--- What the exercise asks ---
The word "chevron" occurs in some lines of the data. Return each such line.

Start of Input for this task

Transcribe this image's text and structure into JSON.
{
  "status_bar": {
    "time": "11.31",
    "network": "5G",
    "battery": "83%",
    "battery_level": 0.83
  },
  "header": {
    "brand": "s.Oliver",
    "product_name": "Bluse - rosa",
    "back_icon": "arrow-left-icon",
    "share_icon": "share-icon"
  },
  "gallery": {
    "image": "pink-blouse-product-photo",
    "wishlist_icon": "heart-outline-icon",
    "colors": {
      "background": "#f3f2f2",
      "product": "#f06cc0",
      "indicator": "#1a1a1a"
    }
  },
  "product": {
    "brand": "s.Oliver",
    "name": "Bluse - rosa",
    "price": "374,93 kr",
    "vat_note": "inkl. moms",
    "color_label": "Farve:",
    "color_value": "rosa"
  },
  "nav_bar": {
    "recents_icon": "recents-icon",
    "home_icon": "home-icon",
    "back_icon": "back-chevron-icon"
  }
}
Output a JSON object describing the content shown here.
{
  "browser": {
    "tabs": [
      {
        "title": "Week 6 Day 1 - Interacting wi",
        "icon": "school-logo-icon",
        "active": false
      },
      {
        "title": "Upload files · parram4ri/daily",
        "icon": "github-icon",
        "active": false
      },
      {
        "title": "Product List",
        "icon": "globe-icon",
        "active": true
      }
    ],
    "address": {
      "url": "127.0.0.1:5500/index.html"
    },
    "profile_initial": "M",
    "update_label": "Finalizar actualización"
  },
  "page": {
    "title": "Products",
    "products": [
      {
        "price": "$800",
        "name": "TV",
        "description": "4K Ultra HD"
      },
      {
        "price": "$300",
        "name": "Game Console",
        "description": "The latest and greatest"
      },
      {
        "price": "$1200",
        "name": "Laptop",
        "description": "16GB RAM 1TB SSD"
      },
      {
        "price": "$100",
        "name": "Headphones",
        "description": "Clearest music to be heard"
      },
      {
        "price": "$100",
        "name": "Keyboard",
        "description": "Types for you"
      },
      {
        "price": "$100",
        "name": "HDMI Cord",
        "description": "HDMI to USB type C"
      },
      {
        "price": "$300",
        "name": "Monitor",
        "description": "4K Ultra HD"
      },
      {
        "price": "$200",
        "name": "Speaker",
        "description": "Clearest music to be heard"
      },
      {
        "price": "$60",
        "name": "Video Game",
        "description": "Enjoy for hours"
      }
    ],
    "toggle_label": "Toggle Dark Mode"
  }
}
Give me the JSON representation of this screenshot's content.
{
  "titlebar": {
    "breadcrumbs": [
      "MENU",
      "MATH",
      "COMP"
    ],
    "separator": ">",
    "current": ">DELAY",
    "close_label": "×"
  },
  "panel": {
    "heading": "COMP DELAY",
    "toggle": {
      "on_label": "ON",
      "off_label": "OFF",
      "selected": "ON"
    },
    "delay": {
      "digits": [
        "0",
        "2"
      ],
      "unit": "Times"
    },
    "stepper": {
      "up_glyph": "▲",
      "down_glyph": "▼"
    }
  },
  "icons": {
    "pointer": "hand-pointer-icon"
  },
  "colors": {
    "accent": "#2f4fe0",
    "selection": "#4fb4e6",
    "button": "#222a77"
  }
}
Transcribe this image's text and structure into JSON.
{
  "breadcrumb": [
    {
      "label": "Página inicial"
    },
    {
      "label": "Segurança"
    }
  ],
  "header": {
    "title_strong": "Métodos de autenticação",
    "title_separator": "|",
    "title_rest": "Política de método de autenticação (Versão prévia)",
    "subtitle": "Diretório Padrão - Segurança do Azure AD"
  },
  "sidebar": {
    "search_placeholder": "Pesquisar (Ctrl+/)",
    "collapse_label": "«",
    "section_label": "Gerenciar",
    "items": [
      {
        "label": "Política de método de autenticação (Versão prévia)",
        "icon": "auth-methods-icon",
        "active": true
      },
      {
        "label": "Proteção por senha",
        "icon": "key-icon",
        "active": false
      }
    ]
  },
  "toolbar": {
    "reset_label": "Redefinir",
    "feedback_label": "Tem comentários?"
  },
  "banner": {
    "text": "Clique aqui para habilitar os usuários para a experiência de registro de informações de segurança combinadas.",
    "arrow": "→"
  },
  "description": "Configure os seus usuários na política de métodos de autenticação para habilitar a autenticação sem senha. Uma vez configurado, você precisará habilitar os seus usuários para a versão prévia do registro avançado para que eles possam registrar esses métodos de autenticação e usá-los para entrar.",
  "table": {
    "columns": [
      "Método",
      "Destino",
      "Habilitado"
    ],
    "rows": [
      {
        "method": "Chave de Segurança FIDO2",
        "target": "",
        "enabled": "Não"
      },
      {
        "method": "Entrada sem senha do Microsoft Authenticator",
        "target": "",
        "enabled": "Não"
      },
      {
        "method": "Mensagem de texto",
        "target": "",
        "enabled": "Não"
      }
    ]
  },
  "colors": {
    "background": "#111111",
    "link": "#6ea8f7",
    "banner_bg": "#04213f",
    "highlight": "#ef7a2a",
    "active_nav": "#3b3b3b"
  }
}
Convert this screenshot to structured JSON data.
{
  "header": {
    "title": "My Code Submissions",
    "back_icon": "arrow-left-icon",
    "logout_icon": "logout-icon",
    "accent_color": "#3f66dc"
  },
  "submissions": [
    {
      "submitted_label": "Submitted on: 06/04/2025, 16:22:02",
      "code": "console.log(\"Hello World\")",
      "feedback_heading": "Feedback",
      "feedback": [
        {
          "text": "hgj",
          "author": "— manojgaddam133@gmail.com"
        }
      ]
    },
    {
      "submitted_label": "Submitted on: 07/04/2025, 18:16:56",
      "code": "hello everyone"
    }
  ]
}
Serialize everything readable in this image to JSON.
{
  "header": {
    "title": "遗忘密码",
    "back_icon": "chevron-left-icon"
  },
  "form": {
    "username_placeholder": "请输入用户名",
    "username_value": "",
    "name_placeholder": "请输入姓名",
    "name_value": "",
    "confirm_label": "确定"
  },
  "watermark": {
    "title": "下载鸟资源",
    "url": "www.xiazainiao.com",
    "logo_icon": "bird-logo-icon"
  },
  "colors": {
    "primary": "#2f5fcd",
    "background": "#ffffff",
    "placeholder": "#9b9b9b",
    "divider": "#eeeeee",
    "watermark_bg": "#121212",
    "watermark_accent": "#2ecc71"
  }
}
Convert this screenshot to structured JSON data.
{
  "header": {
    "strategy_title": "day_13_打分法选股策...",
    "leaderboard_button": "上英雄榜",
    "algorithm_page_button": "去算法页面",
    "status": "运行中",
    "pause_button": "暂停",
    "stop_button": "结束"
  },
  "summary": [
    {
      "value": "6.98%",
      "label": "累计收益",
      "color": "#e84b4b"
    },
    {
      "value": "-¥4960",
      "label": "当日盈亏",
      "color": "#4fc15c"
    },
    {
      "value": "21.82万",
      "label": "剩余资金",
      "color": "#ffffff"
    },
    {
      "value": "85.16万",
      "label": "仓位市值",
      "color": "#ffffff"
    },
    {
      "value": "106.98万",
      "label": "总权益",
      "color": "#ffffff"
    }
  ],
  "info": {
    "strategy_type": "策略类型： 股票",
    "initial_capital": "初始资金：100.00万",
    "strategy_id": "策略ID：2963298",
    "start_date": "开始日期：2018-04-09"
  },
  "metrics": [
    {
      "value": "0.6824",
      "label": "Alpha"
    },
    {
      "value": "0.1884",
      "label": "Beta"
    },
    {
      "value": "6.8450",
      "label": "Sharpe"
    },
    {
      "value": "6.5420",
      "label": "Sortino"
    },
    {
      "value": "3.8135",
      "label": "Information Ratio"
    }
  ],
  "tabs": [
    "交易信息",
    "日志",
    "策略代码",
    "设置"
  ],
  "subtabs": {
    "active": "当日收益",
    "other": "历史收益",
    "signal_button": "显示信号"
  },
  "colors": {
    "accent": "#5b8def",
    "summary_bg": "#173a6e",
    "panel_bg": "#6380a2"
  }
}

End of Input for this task

--- Finished exercise ---
    "back_icon": "back-chevron-icon"
    "back_icon": "chevron-left-icon"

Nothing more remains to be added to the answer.